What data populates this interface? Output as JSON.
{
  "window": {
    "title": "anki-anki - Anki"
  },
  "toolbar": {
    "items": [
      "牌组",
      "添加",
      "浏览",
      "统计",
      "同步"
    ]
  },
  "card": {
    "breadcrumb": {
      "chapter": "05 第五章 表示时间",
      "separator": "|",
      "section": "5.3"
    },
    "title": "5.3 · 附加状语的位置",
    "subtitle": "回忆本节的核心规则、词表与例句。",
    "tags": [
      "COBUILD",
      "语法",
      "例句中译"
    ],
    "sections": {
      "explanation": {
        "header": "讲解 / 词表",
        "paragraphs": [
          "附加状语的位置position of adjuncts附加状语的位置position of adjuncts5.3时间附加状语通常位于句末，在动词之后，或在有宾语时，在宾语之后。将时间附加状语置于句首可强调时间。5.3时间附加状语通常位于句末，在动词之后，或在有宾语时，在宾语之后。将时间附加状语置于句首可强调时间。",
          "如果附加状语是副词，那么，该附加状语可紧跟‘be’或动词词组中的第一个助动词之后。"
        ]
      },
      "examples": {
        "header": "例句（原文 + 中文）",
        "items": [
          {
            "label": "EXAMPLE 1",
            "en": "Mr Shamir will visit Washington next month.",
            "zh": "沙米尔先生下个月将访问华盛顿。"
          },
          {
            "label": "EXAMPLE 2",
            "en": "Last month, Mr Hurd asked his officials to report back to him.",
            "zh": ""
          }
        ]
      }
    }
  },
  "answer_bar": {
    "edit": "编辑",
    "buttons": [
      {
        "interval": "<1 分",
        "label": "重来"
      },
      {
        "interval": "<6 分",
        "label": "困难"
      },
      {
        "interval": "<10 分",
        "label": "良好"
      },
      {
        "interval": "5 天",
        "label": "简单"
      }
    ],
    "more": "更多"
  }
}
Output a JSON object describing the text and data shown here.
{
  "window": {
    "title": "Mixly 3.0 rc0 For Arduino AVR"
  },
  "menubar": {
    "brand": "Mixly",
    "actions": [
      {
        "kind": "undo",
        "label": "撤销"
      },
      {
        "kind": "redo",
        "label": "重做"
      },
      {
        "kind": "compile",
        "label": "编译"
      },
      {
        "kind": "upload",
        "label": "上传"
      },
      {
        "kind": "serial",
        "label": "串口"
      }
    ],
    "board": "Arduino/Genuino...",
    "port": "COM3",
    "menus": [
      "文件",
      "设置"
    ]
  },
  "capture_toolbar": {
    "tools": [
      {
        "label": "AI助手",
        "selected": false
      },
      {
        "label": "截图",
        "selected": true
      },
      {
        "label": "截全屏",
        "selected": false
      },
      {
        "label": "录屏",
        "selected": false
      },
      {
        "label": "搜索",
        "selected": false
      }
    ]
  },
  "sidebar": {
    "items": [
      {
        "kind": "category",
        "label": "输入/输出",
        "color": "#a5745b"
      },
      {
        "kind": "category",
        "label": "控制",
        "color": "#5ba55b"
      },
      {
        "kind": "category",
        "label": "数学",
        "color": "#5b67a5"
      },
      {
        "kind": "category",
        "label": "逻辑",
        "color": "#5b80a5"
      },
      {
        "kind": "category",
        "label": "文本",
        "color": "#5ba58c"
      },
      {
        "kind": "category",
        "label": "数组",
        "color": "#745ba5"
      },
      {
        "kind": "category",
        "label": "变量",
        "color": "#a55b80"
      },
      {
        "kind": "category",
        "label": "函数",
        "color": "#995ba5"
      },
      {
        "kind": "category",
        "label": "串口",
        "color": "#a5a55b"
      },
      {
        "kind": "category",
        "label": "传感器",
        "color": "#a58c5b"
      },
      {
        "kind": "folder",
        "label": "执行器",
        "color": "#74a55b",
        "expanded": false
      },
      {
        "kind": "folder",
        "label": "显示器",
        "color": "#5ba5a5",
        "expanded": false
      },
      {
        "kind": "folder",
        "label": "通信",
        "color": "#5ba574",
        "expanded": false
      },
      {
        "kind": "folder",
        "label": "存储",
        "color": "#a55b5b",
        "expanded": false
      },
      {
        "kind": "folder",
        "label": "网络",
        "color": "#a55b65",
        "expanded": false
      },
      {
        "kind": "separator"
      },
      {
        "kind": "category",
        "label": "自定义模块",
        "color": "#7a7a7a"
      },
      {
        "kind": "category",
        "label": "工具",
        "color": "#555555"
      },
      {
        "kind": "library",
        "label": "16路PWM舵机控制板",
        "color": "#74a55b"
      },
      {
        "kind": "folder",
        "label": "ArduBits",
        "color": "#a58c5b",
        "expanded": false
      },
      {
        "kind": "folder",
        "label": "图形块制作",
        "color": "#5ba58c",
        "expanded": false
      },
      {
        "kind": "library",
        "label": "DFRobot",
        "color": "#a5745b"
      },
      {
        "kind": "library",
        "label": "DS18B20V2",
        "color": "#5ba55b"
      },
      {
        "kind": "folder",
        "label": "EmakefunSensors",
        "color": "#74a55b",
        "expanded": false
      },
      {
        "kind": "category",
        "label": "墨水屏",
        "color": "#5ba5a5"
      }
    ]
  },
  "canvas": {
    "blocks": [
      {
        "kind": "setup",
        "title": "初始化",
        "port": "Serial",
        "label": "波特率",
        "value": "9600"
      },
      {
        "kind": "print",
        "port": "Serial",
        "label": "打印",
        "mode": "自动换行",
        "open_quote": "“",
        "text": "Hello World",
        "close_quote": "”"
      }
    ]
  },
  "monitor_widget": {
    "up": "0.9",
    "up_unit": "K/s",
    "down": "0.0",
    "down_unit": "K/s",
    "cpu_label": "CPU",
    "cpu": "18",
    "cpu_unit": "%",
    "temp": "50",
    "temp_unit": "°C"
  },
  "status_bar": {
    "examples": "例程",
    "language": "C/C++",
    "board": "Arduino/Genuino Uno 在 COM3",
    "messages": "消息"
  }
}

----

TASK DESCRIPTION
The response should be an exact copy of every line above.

SOLUTION
What data populates this interface? Output as JSON.
{
  "window": {
    "title": "anki-anki - Anki"
  },
  "toolbar": {
    "items": [
      "牌组",
      "添加",
      "浏览",
      "统计",
      "同步"
    ]
  },
  "card": {
    "breadcrumb": {
      "chapter": "05 第五章 表示时间",
      "separator": "|",
      "section": "5.3"
    },
    "title": "5.3 · 附加状语的位置",
    "subtitle": "回忆本节的核心规则、词表与例句。",
    "tags": [
      "COBUILD",
      "语法",
      "例句中译"
    ],
    "sections": {
      "explanation": {
        "header": "讲解 / 词表",
        "paragraphs": [
          "附加状语的位置position of adjuncts附加状语的位置position of adjuncts5.3时间附加状语通常位于句末，在动词之后，或在有宾语时，在宾语之后。将时间附加状语置于句首可强调时间。5.3时间附加状语通常位于句末，在动词之后，或在有宾语时，在宾语之后。将时间附加状语置于句首可强调时间。",
          "如果附加状语是副词，那么，该附加状语可紧跟‘be’或动词词组中的第一个助动词之后。"
        ]
      },
      "examples": {
        "header": "例句（原文 + 中文）",
        "items": [
          {
            "label": "EXAMPLE 1",
            "en": "Mr Shamir will visit Washington next month.",
            "zh": "沙米尔先生下个月将访问华盛顿。"
          },
          {
            "label": "EXAMPLE 2",
            "en": "Last month, Mr Hurd asked his officials to report back to him.",
            "zh": ""
          }
        ]
      }
    }
  },
  "answer_bar": {
    "edit": "编辑",
    "buttons": [
      {
        "interval": "<1 分",
        "label": "重来"
      },
      {
        "interval": "<6 分",
        "label": "困难"
      },
      {
        "interval": "<10 分",
        "label": "良好"
      },
      {
        "interval": "5 天",
        "label": "简单"
      }
    ],
    "more": "更多"
  }
}
Output a JSON object describing the text and data shown here.
{
  "window": {
    "title": "Mixly 3.0 rc0 For Arduino AVR"
  },
  "menubar": {
    "brand": "Mixly",
    "actions": [
      {
        "kind": "undo",
        "label": "撤销"
      },
      {
        "kind": "redo",
        "label": "重做"
      },
      {
        "kind": "compile",
        "label": "编译"
      },
      {
        "kind": "upload",
        "label": "上传"
      },
      {
        "kind": "serial",
        "label": "串口"
      }
    ],
    "board": "Arduino/Genuino...",
    "port": "COM3",
    "menus": [
      "文件",
      "设置"
    ]
  },
  "capture_toolbar": {
    "tools": [
      {
        "label": "AI助手",
        "selected": false
      },
      {
        "label": "截图",
        "selected": true
      },
      {
        "label": "截全屏",
        "selected": false
      },
      {
        "label": "录屏",
        "selected": false
      },
      {
        "label": "搜索",
        "selected": false
      }
    ]
  },
  "sidebar": {
    "items": [
      {
        "kind": "category",
        "label": "输入/输出",
        "color": "#a5745b"
      },
      {
        "kind": "category",
        "label": "控制",
        "color": "#5ba55b"
      },
      {
        "kind": "category",
        "label": "数学",
        "color": "#5b67a5"
      },
      {
        "kind": "category",
        "label": "逻辑",
        "color": "#5b80a5"
      },
      {
        "kind": "category",
        "label": "文本",
        "color": "#5ba58c"
      },
      {
        "kind": "category",
        "label": "数组",
        "color": "#745ba5"
      },
      {
        "kind": "category",
        "label": "变量",
        "color": "#a55b80"
      },
      {
        "kind": "category",
        "label": "函数",
        "color": "#995ba5"
      },
      {
        "kind": "category",
        "label": "串口",
        "color": "#a5a55b"
      },
      {
        "kind": "category",
        "label": "传感器",
        "color": "#a58c5b"
      },
      {
        "kind": "folder",
        "label": "执行器",
        "color": "#74a55b",
        "expanded": false
      },
      {
        "kind": "folder",
        "label": "显示器",
        "color": "#5ba5a5",
        "expanded": false
      },
      {
        "kind": "folder",
        "label": "通信",
        "color": "#5ba574",
        "expanded": false
      },
      {
        "kind": "folder",
        "label": "存储",
        "color": "#a55b5b",
        "expanded": false
      },
      {
        "kind": "folder",
        "label": "网络",
        "color": "#a55b65",
        "expanded": false
      },
      {
        "kind": "separator"
      },
      {
        "kind": "category",
        "label": "自定义模块",
        "color": "#7a7a7a"
      },
      {
        "kind": "category",
        "label": "工具",
        "color": "#555555"
      },
      {
        "kind": "library",
        "label": "16路PWM舵机控制板",
        "color": "#74a55b"
      },
      {
        "kind": "folder",
        "label": "ArduBits",
        "color": "#a58c5b",
        "expanded": false
      },
      {
        "kind": "folder",
        "label": "图形块制作",
        "color": "#5ba58c",
        "expanded": false
      },
      {
        "kind": "library",
        "label": "DFRobot",
        "color": "#a5745b"
      },
      {
        "kind": "library",
        "label": "DS18B20V2",
        "color": "#5ba55b"
      },
      {
        "kind": "folder",
        "label": "EmakefunSensors",
        "color": "#74a55b",
        "expanded": false
      },
      {
        "kind": "category",
        "label": "墨水屏",
        "color": "#5ba5a5"
      }
    ]
  },
  "canvas": {
    "blocks": [
      {
        "kind": "setup",
        "title": "初始化",
        "port": "Serial",
        "label": "波特率",
        "value": "9600"
      },
      {
        "kind": "print",
        "port": "Serial",
        "label": "打印",
        "mode": "自动换行",
        "open_quote": "“",
        "text": "Hello World",
        "close_quote": "”"
      }
    ]
  },
  "monitor_widget": {
    "up": "0.9",
    "up_unit": "K/s",
    "down": "0.0",
    "down_unit": "K/s",
    "cpu_label": "CPU",
    "cpu": "18",
    "cpu_unit": "%",
    "temp": "50",
    "temp_unit": "°C"
  },
  "status_bar": {
    "examples": "例程",
    "language": "C/C++",
    "board": "Arduino/Genuino Uno 在 COM3",
    "messages": "消息"
  }
}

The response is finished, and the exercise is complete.